At the beginning of March, the Appeals Chamber of the International Criminal Court unanimously authorized the Prosecutor to begin an investigation into the situation in Afghanistan
The investigation into alleged war crimes and crimes against humanity is related to the armed conflict within Afghanistan since May 2003, as well as crimes that, though related to that conflict, were allegedly committed in the territory of other States Parties (from July 2002).
ICC rules of procedure require that investigations consider all parties involved in a situation. In the case of Afghanistan, that means that the actions not only of the Afghan government and the Taliban, but also the United States, and other involved parties and countries, such as Canada, may be part of the investigation.
Unsurprisingly, U.S. Officials are furious that the Court may one day prosecute American military officers. In a statement, US Secretary of State Michael Pompeo called the decision “a truly breathtaking action by an unaccountable political institution, masquerading as a legal body.” The short statement went on to say that it was “all the more reckless for this ruling to come just days after the United States signed a historic peace deal on Afghanistan.” Pompeo also accused the ICC of being a “vehicle for political vendettas.”
What about Canada?
For some time, there have been allegations that Canada knew that the detainees they were handing over to Afghan authorities would be tortured. Under the Rome Statute not only is torture a crime, but knowingly transferring individuals into circumstances where they would be tortured is also a crime. These crimes have also been incorporated in Canadian law.
The ICC is intended to be a “court of last resort.” In other words it should complement national legal systems, only prosecuting cases when states are not willing or able to do so.
Despite widespread publicity regarding detainee abuse, successive Canadian governments have failed to initiate a credible investigation into the actions of Canadian military and political leaders responsible for the abuses alleged to have taken place in Afghanistan.
What you can do

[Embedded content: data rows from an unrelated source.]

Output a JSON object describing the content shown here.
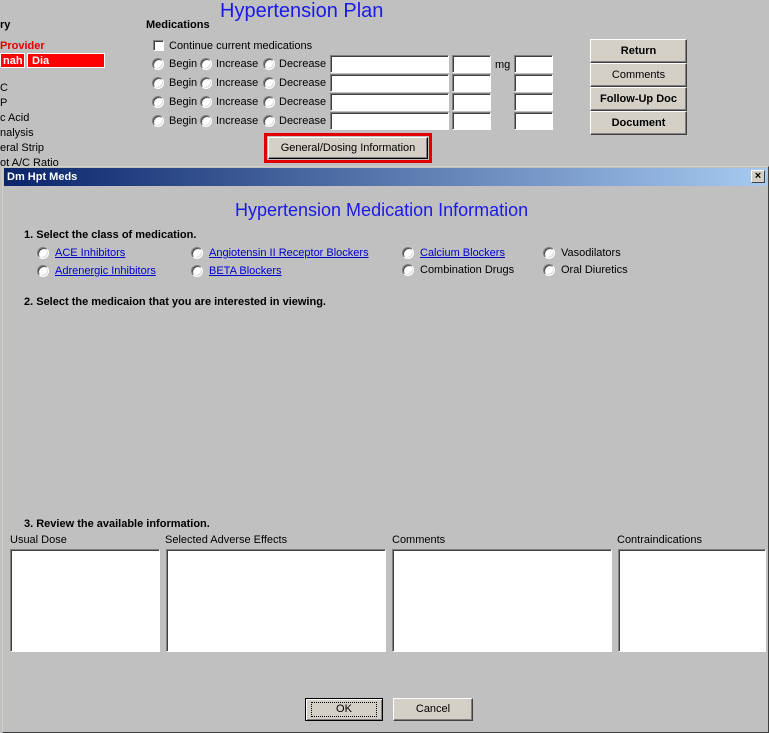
{
  "background_page": {
    "title": "Hypertension Plan",
    "left_header": "ry",
    "provider_label": "Provider",
    "provider_cells": [
      "nah",
      "Dia"
    ],
    "sidebar_items": [
      "C",
      "P",
      "c Acid",
      "nalysis",
      "eral Strip",
      "ot A/C Ratio"
    ],
    "medications": {
      "heading": "Medications",
      "continue_label": "Continue current medications",
      "continue_checked": false,
      "rows": [
        {
          "options": [
            "Begin",
            "Increase",
            "Decrease"
          ],
          "name_value": "",
          "dose_value": "",
          "unit": "mg",
          "extra_value": ""
        },
        {
          "options": [
            "Begin",
            "Increase",
            "Decrease"
          ],
          "name_value": "",
          "dose_value": "",
          "unit": "",
          "extra_value": ""
        },
        {
          "options": [
            "Begin",
            "Increase",
            "Decrease"
          ],
          "name_value": "",
          "dose_value": "",
          "unit": "",
          "extra_value": ""
        },
        {
          "options": [
            "Begin",
            "Increase",
            "Decrease"
          ],
          "name_value": "",
          "dose_value": "",
          "unit": "",
          "extra_value": ""
        }
      ],
      "general_dosing_button": "General/Dosing Information"
    },
    "right_buttons": [
      "Return",
      "Comments",
      "Follow-Up Doc",
      "Document"
    ],
    "highlight_color": "#e00000"
  },
  "dialog": {
    "window_title": "Dm Hpt Meds",
    "close_glyph": "✕",
    "heading": "Hypertension Medication Information",
    "step1": "1. Select the class of medication.",
    "classes": [
      {
        "label": "ACE Inhibitors",
        "link": true
      },
      {
        "label": "Adrenergic Inhibitors",
        "link": true
      },
      {
        "label": "Angiotensin II Receptor Blockers",
        "link": true
      },
      {
        "label": "BETA Blockers",
        "link": true
      },
      {
        "label": "Calcium Blockers",
        "link": true
      },
      {
        "label": "Combination Drugs",
        "link": false
      },
      {
        "label": "Vasodilators",
        "link": false
      },
      {
        "label": "Oral Diuretics",
        "link": false
      }
    ],
    "step2": "2. Select the medicaion that you are interested in viewing.",
    "step3": "3. Review the available information.",
    "info_boxes": [
      {
        "label": "Usual Dose",
        "value": ""
      },
      {
        "label": "Selected Adverse Effects",
        "value": ""
      },
      {
        "label": "Comments",
        "value": ""
      },
      {
        "label": "Contraindications",
        "value": ""
      }
    ],
    "ok_label": "OK",
    "cancel_label": "Cancel",
    "title_gradient": [
      "#0a246a",
      "#a6caf0"
    ],
    "heading_color": "#1a1ae6"
  }
}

Write to Minister of National Defence Harjit Sajjan and Minister of Justice and Attorney General David Lametti and ask that Canada not only cooperate with the ICC investigation, but conduct a thorough, in depth, and long overdue investigation into Canadian actions in Afghanistan that violate international humanitarian law.
Guantanamo detainees’ lawyer celebrates ICC probe into alleged U.S. war crimes: interview on CBC Radio’s As It Happens with Katherine Gallagher (March 5, 2020)
Brief on the Investigation of Canadian Nationals for War Crimes and Crimes Against Humanity in Afghanistan (submitted to The Prosecutor of the International Criminal Court by Craig Scott, Osgoode Hall Law School of York University, November 26, 2017)
How Canada failed Afghan detainees: Canada knowingly transferred detainees in Afghanistan to facilities where torture was rife (Peggy Mason and Omar Sabry, October 16, 2015)
Afghanistan Public Interest Investigation (Military Police Complaints Commission of Canada, 2007-2011)